OBJECTIVE: To investigate whether hand muscle repetitive use reduces surround inhibition (SI) as observed in patients with focal hand dystonia, we performed a transcranial magnetic stimulation (TMS) study in 15 healthy right-handed volunteers.
METHODS: TMS was set to be triggered by self-initiated flexion of the index finger at 3ms after movement onset. Motor evoked potentials (MEPs) of the abductor digiti minimi (ADM) were measured before and at 0, 10, 20 and 30min after 'single' (little finger abduction) and 'dual' (both index finger flexion and little finger abduction) exercise at 0.5Hz for 30min. SI was calculated as (mean control MEP - mean self-triggered MEP)×100/mean control MEP.
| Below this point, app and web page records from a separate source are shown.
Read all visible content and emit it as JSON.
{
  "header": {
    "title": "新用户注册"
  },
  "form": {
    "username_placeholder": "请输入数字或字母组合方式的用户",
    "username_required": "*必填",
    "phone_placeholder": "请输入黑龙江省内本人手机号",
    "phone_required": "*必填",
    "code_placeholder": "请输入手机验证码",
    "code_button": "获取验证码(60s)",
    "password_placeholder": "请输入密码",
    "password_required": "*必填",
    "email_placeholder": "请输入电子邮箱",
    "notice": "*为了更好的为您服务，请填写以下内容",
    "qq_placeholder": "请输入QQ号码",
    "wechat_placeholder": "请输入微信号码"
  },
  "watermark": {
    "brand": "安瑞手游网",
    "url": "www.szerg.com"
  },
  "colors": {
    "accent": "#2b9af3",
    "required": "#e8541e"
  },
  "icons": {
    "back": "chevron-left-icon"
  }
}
RESULTS: Compared to single exercise, dual exercise produced significantly larger and longer-lasting enhancements of self-triggered MEPs, and greater reduction in calculated SIs.
CONCLUSIONS: This result demonstrates that synchronized finger exercise can reduce SI between the involved muscles possibly due either to the strengthening of the excitatory connections or to the weakening of the inhibitory connections between them, and may illustrate the association between hand muscle repetitive use and disturbed SI observed in FHD.
SIGNIFICANCE: The operation of surround inhibition can be reduced by practicing synchronous movements.